It’s been a busy year for Printworks, as production was upgraded across the entire venue, including installing the aforementioned 12x4-metre LED screen, as well as a bespoke ‘blinder’ light so bright it is capable of illuminating the entire main room.

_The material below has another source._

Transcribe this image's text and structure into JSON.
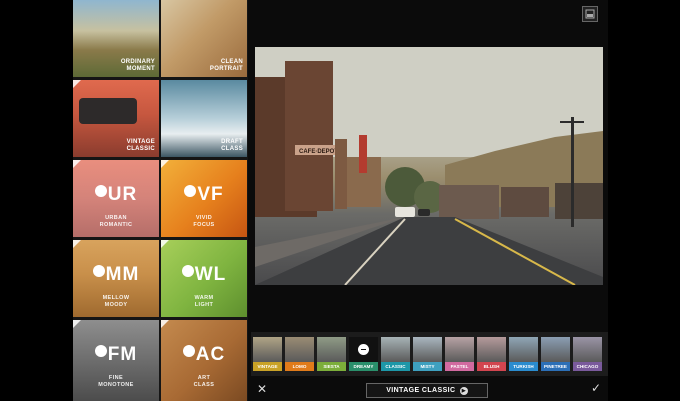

The space also gained over 180 metres of Sceptron LED strips to the Kinesys lighting rig, installed custom stage structures including isolated sections to allow for faultless use of vinyl, and updated its DJ equipment and P.A. too, giving you even more reasons to pay a visit to one of the UK’s most exciting venues.
The line-up for The Hydra’s massive three-day weekender at London’s Printworks has dropped, and boy is it a doozie.
Taking place over August Bank Holiday weekend, from 23rd - 25th August 2019, the weekend will feature some of the most historic and important figures in techno and house, along with plenty of other musical offerings.
Location: London, UK
Capacity: 3,000 – 5,000
Once known for being the largest printing facility in Western Europe for publications like the Metro and Evening Standard, these days Printworks is famed for being at the forefront of London’s daytime clubbing scene.
It’s a breathtaking sight from the minute you walk in; a far-reaching industrial warehouse expanse with much of the original machinery still illuminated. A revamp from printers into venue inspired the transformation of the now iconic and endlessly cavernous Press Halls, with far-reaching Kinesys lighting system that floods the dancefloor, and vast stacks (over 40 units to be precise) of D&B Audiotechnik speakers. In September they introduced a new 12-metre LED screen, which has allowed VJs to push new visual concepts alongside the main room acts. Plus, the bar which runs adjacent to the main room now doubles up as a huge venue for live acts (the drinks vendors switching sides to the main club room).
Then there’s the low-slung ceiling of the Dark Room, equipped with a Funktion-One soundsystem. Last year, they also introduced a third room — the Control Room — complete with cocktail bar, additional seating and a stage for intimate live gigs. Extended opening hours mean that the venue can now run until 2am as opposed to their initial 11pm curfew too. Over the past year, Printworks has hosted prestigious parties from The Hydra, Ben Klock’s Photon series, Circoloco, and one-off sell-out live shows from Bicep and Skepta.
Approaching Printworks – the former printing press which has become London's most talked-about events space – it's easy enough to think you are in the wrong location.
The vast site, with long access roads that set it back from the road, looks - from the outside at least - like any other industrial building. The reality is entirely different.
With exposed industrial features and a mutitide of spaces within the space, Printworks has taken the capital's club scene by storm.
Despite a succession of club closures during 2016, the UK scene has remained bullish. In London, Fabric has been saved to everyone’s relief and a series of new venues have opened their doors — including a gargantuan ex-printing press in Canada Water — and we now have an official Night Czar serving to preserve the capital’s club culture on a political footing.